Sequence of pillars: Produces fastest ever separation of DNA and RNA
- Published: Apr 17, 2017
- Author: Jon Evans
- Channels: Electrophoresis
Across the channels
Using nanopillars in a nanoslit, a team of Japanese scientists has achieved the fastest ever separation of nucleic acids by microchip electrophoresis, separating micro-RNA from DNA in just 20 microseconds.
The team, led by Noritada Kaji at Nagoya University, employed photolithography to etch a cross-shaped microchannel system into a quartz wafer, and then fabricated the nanoslit and nanopillars in the right-hand microchannel. The 100μm-long nanoslit stretched across the 25μm-wide microchannel and sat 2μm above the channel floor, such that the nanoslit was only 100nm high. It was filled with a square array of nanopillars, each 100nm tall, 250nm wide and separated from each other by 750nm.
The idea is to introduce a mixed sample of nucleic acids into the top of the cross-shaped channel system, and drive them down the channel by electrophoresis. Once the nucleic acids reach the cross section, an electric current is applied across the channel system to drive the nucleic acids into the right-hand microchannel containing the nanoslit and array of nanopillars. This first requires the nucleic acids to find their way into the narrow opening of the nanoslit located 2μm above the channel floor and then negotiate their way through the array of nanopillars, both of which act to separate the nucleic acids based on length.
Skirting around nanopillars
The longer strands of nucleic acids have more chance of finding their way into the nanoslit than shorter strands, as some section of them will generally be near the opening. Once in the nanoslit, the close confines and electric current force the longer strands to adopt a long, straight configuration that isn’t hindered too much by the nanopillars. Whereas the smaller strands adopt a curled up configuration that results in them repeatedly wrapping themselves around the nanopillars. As such, driven by the electric current, longer strands enter and then travel through the right-hand microchannel faster than shorter strands.
In designing this novel microchip electrophoresis device, the main aim of Kaji and his colleagues was to separate nucleic acids as quickly as possible. The obvious way to do this is by applying as strong an electric current as possible, which meant making the device as robust as possible. Thus, they replaced the gel usually used in microchip electrophoresis, which can be degraded by strong electric currents, and fabricated the device in quartz, which is able to withstand strong currents. They also employed both a nanoslit and nanopillars to double the separation mechanism.

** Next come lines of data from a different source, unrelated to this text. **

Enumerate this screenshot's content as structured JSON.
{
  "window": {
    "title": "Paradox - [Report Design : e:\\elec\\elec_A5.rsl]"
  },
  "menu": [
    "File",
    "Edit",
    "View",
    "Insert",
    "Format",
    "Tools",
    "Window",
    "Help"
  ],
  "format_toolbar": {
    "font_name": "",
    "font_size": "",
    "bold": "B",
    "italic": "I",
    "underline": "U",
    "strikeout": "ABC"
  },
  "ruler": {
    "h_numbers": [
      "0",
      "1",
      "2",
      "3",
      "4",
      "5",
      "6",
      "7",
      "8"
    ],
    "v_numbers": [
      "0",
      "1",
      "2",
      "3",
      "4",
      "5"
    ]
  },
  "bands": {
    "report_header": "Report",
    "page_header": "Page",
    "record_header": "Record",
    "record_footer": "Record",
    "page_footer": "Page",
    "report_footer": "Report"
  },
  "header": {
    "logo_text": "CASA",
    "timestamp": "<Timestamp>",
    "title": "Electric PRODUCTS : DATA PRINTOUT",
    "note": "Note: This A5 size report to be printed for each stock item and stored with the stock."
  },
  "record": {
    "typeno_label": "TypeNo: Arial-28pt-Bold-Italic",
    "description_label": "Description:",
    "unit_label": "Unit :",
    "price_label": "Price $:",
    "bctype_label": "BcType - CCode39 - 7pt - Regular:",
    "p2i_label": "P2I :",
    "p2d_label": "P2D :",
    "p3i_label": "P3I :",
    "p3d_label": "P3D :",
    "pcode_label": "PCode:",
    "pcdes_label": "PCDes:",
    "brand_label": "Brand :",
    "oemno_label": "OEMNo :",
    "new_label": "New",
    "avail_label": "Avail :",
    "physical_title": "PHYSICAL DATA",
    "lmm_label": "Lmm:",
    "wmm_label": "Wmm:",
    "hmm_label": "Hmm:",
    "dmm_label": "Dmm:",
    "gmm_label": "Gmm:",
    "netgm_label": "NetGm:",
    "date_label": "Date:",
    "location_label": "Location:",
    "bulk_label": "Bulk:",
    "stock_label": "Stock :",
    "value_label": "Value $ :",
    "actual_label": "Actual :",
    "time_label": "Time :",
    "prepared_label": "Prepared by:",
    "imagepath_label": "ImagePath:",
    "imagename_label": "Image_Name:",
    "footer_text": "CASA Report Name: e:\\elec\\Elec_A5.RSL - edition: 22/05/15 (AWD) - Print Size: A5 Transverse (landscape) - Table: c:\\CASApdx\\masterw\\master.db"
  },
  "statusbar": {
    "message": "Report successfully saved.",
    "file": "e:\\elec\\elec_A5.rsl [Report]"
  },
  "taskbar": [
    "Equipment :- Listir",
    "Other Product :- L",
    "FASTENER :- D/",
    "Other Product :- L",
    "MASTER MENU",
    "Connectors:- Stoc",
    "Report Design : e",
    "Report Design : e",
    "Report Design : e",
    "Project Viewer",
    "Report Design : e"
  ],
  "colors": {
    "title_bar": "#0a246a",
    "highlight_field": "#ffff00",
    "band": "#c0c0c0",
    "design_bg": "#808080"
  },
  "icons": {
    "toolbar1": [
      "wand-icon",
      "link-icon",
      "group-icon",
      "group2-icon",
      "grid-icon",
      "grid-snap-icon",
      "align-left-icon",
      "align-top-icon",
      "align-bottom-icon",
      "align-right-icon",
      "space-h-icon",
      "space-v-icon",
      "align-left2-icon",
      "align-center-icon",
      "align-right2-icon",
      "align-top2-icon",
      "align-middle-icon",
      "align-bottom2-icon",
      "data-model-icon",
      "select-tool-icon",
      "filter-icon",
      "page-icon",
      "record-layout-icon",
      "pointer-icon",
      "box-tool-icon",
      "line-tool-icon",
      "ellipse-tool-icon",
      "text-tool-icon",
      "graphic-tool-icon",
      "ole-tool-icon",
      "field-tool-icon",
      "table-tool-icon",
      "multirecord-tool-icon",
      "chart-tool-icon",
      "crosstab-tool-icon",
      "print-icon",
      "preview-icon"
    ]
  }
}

They were able to achieve a kind of virtuous circle with this approach. As the speed of the separation increased, they were able to apply even higher currents to increase the speed further, because they were applying the high currents for ever shorter periods of time and thus limiting any damaging effects. In this way, they found they could separate a mixture of micro-RNA, which is a short form of RNA involved in regulating gene expression, and DNA in just 20 microseconds. They were also able to separate a more complex mixture of micro-RNA, normal RNA and DNA in 100 microseconds.
Kaji and his colleagues think that such super-speedy separation should help with next-generation DNA and RNA sequencing. This is especially the case for nanopore sequencing, in which the sequence of bases is determined by alterations in the current as a strand of RNA or DNA passes through a tiny nanopore.
Unlike existing sequencing techniques, nanopore sequencing can work with individual strands, and thus requires mixtures of strands to be separated first. And because it can sequence strands at a rate of one base per millisecond, nanopore sequencing requires an equally first separation method, which Kaji and his colleagues have now delivered. They think their novel device could be particularly appropriate for sequencing micro-RNA, which previous research has indicated could act as effective cancer biomarkers.
Scientific Reports, 2017, 7, 43877: "A millisecond micro-RNA separation technique by a hybrid structure of nanopillars and nanoslits"
Article by Jon Evans
The views represented in this article are solely those of the author and do not necessarily represent those of John Wiley and Sons, Ltd.
Follow us on Twitter!